WORK INSTRUCTIONS => Read through the records. Copy each line that has the word "heading".

RECORD SET =>
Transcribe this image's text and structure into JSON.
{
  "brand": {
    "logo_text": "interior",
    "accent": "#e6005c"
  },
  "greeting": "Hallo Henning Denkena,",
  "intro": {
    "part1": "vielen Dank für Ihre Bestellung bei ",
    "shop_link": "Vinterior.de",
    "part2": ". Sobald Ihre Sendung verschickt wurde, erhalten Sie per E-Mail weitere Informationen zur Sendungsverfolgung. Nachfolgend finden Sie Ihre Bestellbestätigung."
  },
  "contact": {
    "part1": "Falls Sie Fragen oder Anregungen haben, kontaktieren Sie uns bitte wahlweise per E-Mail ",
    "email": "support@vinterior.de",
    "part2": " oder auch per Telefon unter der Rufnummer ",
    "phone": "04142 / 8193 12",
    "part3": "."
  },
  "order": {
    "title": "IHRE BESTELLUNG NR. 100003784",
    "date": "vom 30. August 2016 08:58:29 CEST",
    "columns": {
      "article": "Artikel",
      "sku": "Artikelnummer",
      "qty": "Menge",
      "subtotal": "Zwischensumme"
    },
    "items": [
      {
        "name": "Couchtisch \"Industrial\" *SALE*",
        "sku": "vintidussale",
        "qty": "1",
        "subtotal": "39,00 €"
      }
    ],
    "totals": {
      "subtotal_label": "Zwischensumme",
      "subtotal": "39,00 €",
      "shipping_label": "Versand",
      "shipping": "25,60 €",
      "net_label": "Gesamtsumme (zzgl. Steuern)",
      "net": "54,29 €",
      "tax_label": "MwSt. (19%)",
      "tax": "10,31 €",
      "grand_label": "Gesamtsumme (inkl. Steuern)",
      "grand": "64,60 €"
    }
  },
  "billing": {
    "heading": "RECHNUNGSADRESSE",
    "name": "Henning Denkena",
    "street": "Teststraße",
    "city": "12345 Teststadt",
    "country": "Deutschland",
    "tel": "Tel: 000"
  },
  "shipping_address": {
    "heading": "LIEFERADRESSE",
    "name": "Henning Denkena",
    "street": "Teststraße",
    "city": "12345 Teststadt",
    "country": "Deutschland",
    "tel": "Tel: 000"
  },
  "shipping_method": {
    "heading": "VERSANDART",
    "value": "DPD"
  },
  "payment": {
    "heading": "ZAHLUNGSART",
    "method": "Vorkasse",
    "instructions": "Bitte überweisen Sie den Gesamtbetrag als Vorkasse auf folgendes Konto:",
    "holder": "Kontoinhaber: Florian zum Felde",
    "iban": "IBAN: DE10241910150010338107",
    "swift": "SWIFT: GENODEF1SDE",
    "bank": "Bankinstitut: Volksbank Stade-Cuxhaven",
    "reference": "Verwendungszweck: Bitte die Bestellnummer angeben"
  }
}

EXERCISE ANSWER =>
    "heading": "RECHNUNGSADRESSE",
    "heading": "LIEFERADRESSE",
    "heading": "VERSANDART",
    "heading": "ZAHLUNGSART",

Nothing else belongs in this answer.